═════ Data to process

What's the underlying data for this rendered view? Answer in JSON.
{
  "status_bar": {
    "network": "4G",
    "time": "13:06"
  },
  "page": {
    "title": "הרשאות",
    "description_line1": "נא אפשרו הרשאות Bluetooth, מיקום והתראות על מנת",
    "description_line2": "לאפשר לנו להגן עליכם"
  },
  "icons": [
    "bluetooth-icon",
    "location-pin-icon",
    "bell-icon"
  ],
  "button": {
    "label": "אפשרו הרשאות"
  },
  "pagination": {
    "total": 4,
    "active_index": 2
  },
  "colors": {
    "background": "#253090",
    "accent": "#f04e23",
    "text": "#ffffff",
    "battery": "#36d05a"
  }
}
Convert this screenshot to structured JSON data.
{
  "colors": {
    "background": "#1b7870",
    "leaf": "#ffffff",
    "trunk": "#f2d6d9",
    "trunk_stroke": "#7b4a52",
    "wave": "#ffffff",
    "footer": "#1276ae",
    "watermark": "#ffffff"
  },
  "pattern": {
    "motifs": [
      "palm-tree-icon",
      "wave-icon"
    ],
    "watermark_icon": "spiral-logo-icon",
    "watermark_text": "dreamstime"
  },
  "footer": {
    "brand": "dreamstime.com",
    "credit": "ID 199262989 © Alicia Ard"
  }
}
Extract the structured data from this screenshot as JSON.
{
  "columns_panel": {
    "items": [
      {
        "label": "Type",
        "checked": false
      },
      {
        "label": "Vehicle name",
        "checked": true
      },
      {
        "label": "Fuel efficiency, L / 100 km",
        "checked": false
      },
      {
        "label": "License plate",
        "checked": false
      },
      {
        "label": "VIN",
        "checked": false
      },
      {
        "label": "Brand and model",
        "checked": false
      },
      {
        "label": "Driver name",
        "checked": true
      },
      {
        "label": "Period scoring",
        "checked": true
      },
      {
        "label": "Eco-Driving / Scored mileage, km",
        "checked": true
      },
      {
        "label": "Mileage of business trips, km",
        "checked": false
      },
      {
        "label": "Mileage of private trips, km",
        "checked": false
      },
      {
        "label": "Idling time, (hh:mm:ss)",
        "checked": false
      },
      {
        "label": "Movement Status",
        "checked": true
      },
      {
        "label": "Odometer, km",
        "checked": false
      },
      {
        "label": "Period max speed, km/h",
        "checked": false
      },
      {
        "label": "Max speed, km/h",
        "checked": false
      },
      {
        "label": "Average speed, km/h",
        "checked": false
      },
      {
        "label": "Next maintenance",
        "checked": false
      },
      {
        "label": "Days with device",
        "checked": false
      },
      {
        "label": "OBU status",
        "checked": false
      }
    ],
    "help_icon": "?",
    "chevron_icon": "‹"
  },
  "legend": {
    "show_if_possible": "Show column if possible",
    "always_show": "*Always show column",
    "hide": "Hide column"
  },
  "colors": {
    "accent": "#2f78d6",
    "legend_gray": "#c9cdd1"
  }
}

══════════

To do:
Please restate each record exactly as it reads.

Task solution:
What's the underlying data for this rendered view? Answer in JSON.
{
  "status_bar": {
    "network": "4G",
    "time": "13:06"
  },
  "page": {
    "title": "הרשאות",
    "description_line1": "נא אפשרו הרשאות Bluetooth, מיקום והתראות על מנת",
    "description_line2": "לאפשר לנו להגן עליכם"
  },
  "icons": [
    "bluetooth-icon",
    "location-pin-icon",
    "bell-icon"
  ],
  "button": {
    "label": "אפשרו הרשאות"
  },
  "pagination": {
    "total": 4,
    "active_index": 2
  },
  "colors": {
    "background": "#253090",
    "accent": "#f04e23",
    "text": "#ffffff",
    "battery": "#36d05a"
  }
}
Convert this screenshot to structured JSON data.
{
  "colors": {
    "background": "#1b7870",
    "leaf": "#ffffff",
    "trunk": "#f2d6d9",
    "trunk_stroke": "#7b4a52",
    "wave": "#ffffff",
    "footer": "#1276ae",
    "watermark": "#ffffff"
  },
  "pattern": {
    "motifs": [
      "palm-tree-icon",
      "wave-icon"
    ],
    "watermark_icon": "spiral-logo-icon",
    "watermark_text": "dreamstime"
  },
  "footer": {
    "brand": "dreamstime.com",
    "credit": "ID 199262989 © Alicia Ard"
  }
}
Extract the structured data from this screenshot as JSON.
{
  "columns_panel": {
    "items": [
      {
        "label": "Type",
        "checked": false
      },
      {
        "label": "Vehicle name",
        "checked": true
      },
      {
        "label": "Fuel efficiency, L / 100 km",
        "checked": false
      },
      {
        "label": "License plate",
        "checked": false
      },
      {
        "label": "VIN",
        "checked": false
      },
      {
        "label": "Brand and model",
        "checked": false
      },
      {
        "label": "Driver name",
        "checked": true
      },
      {
        "label": "Period scoring",
        "checked": true
      },
      {
        "label": "Eco-Driving / Scored mileage, km",
        "checked": true
      },
      {
        "label": "Mileage of business trips, km",
        "checked": false
      },
      {
        "label": "Mileage of private trips, km",
        "checked": false
      },
      {
        "label": "Idling time, (hh:mm:ss)",
        "checked": false
      },
      {
        "label": "Movement Status",
        "checked": true
      },
      {
        "label": "Odometer, km",
        "checked": false
      },
      {
        "label": "Period max speed, km/h",
        "checked": false
      },
      {
        "label": "Max speed, km/h",
        "checked": false
      },
      {
        "label": "Average speed, km/h",
        "checked": false
      },
      {
        "label": "Next maintenance",
        "checked": false
      },
      {
        "label": "Days with device",
        "checked": false
      },
      {
        "label": "OBU status",
        "checked": false
      }
    ],
    "help_icon": "?",
    "chevron_icon": "‹"
  },
  "legend": {
    "show_if_possible": "Show column if possible",
    "always_show": "*Always show column",
    "hide": "Hide column"
  },
  "colors": {
    "accent": "#2f78d6",
    "legend_gray": "#c9cdd1"
  }
}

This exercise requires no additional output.